In the name of jobs and an improved economy, the Obama administration is angling to drastically increase munitions exports over the next couple years.
The plan involves loosen regulations on the export of firearms and other weapons systems so that gun manufactures – one of the bright spots in an anemic economy – can continue to grow and expand their businesses.
Those who work within the firearm and ammunition industry are thrilled at the prospect of slashing regulations and removing red tape.
The NSSF, which represents firearm manufactures, is aiding in the negotiations for a new set of rules that would help unleash the untapped potential of an already vibrant industry (the firearms and ammunition industry grossed $31 billion last year, to read more click here).
However, not everyone is on board with the idea of relaxing export rules on munitions. In fact, some within Obama’s own executive branch are resistant to the plan, arguing it threatens his national security agenda.
The strongest objections came from Department of Homeland Security.
In an internal memo obtained by the Wall Street Journal, the department said the proposed changes risked hindering the ability of its immigration and customs agents “to prevent or deter the illegal export/transfer of lethal items such as advanced firearms to criminal groups, terrorist organizations, or enemy combatants.”
The memo added: “This increased likelihood of the illegal export of lethal advanced firearms may put U.S. military, law enforcement or civilian personnel at increased risk.”
Rep. Ileana Ros-Lehtinen, (R., Fla.) was also unnerved by the idea. Rep. Ros-Lehtinen, who heads the House Foreign Affairs Committee, told WSJ that the changes would “create vulnerabilities that will likely be exploited by rogue exporters, front companies, foreign intelligence services and extremists.”
Thus far, preliminary changes to the rules include categorizing close-assault weapons, sniper-rifles, combat shotguns and ammunition under a “lesser controlled” Commerce list. Currently, those items reside under a “strict controls” category, according to the Homeland Security memo.
The Commerce list also names 36 countries deemed “trusted parties,” in which arms may be exported to with minimal government oversight. These countries include NATO members such as the U.K. and Turkey, as well as non-NATO allies in Latin America and Asia, according to WSJ.
When asked about the progress of the new export rules, a spokesman for the Obama Administration intimated that nothing was set in stone and concerns raised by government agencies were “being addressed.”
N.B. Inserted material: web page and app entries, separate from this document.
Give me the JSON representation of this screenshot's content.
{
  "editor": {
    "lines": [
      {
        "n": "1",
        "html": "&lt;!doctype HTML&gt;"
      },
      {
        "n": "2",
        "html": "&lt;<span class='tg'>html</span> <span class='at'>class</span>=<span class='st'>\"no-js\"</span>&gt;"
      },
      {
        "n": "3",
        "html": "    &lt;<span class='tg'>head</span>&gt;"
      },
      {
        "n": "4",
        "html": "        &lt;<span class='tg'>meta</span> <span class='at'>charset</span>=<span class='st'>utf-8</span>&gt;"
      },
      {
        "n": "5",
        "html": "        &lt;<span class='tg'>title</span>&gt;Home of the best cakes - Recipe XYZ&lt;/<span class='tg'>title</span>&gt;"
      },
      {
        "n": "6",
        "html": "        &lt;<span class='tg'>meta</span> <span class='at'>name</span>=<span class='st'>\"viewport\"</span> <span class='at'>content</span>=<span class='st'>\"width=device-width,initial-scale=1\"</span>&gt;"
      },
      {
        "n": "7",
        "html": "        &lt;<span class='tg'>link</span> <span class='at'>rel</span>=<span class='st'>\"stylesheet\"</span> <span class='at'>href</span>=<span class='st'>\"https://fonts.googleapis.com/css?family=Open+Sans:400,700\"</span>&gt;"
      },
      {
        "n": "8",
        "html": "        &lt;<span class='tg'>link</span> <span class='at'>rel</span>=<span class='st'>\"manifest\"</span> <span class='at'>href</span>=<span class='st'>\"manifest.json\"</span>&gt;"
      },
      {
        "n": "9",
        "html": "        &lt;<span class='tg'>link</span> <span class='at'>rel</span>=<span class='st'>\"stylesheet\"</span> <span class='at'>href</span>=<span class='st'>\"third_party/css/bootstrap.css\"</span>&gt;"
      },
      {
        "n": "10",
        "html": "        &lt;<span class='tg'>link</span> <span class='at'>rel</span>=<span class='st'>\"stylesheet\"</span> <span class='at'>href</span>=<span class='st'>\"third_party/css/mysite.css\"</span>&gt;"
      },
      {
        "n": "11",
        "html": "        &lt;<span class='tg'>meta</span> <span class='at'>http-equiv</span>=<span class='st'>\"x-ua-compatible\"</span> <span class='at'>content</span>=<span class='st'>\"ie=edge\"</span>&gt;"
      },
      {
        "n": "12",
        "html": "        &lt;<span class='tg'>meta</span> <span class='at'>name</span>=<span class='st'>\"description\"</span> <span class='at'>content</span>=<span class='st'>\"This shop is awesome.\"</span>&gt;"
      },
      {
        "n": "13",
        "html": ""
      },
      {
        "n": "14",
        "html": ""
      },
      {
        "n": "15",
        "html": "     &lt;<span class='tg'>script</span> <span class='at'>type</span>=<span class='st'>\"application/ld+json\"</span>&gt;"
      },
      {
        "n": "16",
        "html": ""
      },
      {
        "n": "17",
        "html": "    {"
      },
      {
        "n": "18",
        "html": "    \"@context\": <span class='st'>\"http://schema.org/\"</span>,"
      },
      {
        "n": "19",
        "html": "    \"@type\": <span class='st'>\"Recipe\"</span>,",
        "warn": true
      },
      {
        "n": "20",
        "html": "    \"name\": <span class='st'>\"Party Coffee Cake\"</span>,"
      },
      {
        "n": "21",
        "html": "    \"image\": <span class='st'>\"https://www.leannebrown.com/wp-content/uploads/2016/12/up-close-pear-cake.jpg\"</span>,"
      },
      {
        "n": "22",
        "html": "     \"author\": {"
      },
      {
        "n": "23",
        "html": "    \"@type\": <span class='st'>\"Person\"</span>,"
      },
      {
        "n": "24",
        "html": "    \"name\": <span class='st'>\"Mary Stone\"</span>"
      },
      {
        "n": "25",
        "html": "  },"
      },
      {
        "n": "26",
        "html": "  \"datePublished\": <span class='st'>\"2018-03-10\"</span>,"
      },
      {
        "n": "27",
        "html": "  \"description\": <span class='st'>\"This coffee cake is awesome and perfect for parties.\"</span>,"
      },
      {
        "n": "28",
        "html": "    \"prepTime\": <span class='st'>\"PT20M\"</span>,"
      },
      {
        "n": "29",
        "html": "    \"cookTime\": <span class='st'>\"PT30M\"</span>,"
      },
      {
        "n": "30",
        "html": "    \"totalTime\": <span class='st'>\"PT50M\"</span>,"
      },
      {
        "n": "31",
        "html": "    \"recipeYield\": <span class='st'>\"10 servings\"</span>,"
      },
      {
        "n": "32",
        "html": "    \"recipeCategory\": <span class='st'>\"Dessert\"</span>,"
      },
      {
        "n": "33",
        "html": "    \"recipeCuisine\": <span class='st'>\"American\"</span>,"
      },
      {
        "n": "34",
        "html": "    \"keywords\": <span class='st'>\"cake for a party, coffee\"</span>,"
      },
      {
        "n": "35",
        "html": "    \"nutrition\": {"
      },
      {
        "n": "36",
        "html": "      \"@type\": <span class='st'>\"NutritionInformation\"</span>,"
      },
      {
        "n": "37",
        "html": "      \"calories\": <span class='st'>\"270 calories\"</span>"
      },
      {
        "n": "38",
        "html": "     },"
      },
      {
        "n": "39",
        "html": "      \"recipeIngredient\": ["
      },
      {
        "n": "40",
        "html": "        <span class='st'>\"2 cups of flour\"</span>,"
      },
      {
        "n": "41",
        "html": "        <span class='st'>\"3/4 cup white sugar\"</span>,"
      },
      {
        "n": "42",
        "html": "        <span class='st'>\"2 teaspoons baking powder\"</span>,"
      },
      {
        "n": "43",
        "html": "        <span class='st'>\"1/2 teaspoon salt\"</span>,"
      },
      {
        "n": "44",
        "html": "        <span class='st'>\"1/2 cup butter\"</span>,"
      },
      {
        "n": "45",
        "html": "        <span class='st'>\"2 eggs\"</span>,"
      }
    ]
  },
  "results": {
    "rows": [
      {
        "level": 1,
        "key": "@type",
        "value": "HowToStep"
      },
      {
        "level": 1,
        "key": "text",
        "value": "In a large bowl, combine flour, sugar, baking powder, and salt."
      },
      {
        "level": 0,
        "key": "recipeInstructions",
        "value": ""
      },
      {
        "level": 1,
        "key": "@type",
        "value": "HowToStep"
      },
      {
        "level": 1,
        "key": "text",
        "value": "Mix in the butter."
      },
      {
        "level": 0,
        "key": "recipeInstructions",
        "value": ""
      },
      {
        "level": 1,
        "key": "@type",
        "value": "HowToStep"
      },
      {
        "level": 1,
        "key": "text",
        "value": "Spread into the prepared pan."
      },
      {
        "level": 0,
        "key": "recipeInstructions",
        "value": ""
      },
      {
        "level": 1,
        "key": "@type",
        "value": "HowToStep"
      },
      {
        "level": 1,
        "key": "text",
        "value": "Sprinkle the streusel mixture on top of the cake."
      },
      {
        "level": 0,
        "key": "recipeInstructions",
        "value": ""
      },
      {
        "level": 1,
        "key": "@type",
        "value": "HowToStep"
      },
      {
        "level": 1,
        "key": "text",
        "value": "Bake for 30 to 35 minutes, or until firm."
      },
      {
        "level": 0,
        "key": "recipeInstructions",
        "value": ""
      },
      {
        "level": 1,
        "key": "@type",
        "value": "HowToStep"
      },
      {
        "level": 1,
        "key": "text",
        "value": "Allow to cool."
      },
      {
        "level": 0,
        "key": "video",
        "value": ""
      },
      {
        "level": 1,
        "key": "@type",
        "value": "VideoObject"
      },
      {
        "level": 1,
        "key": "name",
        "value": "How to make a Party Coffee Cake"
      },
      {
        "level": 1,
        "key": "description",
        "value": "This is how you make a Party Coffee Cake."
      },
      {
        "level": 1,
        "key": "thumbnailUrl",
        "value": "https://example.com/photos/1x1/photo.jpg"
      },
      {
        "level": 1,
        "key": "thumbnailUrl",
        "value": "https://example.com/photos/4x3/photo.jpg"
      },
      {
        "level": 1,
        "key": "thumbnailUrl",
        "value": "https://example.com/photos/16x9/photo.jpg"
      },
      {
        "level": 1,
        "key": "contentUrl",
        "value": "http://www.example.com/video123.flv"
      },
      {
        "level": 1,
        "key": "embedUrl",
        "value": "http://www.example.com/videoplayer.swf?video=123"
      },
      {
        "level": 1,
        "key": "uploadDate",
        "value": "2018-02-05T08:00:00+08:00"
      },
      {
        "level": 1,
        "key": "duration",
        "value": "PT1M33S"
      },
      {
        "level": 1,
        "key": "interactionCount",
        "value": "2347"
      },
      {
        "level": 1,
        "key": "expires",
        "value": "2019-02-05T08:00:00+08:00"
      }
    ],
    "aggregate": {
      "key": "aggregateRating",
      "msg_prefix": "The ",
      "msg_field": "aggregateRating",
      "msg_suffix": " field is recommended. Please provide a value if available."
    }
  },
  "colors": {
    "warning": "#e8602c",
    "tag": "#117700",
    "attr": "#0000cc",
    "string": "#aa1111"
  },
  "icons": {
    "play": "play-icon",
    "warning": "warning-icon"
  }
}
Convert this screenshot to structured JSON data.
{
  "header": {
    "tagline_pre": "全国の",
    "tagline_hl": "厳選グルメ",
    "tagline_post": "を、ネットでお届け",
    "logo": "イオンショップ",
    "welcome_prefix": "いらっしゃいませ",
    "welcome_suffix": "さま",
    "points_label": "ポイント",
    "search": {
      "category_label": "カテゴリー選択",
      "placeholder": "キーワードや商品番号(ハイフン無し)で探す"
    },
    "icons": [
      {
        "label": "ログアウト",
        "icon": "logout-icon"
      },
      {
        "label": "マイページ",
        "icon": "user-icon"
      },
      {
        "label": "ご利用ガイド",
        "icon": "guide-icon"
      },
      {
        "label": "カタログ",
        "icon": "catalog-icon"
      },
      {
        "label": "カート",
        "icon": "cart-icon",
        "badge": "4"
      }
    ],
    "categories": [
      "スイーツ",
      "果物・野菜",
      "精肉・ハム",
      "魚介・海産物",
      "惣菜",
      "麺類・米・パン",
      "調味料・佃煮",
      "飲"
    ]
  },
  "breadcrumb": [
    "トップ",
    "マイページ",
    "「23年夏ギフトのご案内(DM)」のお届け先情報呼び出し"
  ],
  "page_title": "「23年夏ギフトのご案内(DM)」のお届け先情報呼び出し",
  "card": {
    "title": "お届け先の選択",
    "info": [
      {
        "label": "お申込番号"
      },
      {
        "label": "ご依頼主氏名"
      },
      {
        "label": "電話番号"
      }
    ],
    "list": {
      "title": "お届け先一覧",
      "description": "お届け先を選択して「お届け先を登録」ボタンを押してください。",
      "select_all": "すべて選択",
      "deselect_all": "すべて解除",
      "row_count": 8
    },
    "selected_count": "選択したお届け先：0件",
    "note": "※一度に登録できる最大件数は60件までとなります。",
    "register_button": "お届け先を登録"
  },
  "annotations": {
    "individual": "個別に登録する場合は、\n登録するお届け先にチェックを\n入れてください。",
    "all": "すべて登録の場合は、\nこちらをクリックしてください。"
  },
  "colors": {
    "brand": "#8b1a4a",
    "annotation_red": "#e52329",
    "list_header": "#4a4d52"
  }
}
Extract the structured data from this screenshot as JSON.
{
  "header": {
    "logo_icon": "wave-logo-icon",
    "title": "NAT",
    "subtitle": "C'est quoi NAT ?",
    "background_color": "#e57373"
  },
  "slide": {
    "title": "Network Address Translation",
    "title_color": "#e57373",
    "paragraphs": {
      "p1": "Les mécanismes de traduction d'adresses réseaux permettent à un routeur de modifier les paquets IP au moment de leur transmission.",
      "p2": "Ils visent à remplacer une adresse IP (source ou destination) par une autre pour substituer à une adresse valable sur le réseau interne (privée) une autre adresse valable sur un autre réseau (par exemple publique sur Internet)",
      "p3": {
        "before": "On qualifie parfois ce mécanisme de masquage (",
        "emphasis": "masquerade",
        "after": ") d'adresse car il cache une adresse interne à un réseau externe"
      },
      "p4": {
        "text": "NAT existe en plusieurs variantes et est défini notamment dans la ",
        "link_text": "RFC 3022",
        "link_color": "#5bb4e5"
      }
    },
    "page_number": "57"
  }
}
Upon hearing news of the plans to loosen regulations, Robert Weinstein – a financial writer for the street.com – had compiled a list of six firearm companies who stand to benefit from a deal — if it gets made.
Here is some of what he had to say (to read his whole article, click here):
I created a list of companies that are unlikely to fall in value if nothing happens, yet have significant sales if allowed to increase sales. It’s a “heads I win, tails I break-even” type of toss, and one I take advantage of every time one comes my way.
Quick-draw Smith & Wesson is up 125% in the last 12 months and over 66% since the start of the year. I do have a concern about the stock getting ahead of itself; however, this is mitigated by the forward price-to-earnings ratio remaining under 18.
Not to be outdone, Ruger is performing like a marksman with gains of 138% in the last 12 months and revenue improving from $255 million in 2010 to $328 million in 2011 (Ruger’s best year).
Between Smith and Ruger, I have to lean toward Smith. Ruger’s chart appears fearfully extended, especially at the monthly level and with the P/E ratio over 20.
Pictures courtesy of Reuters / WSJ / The Street.com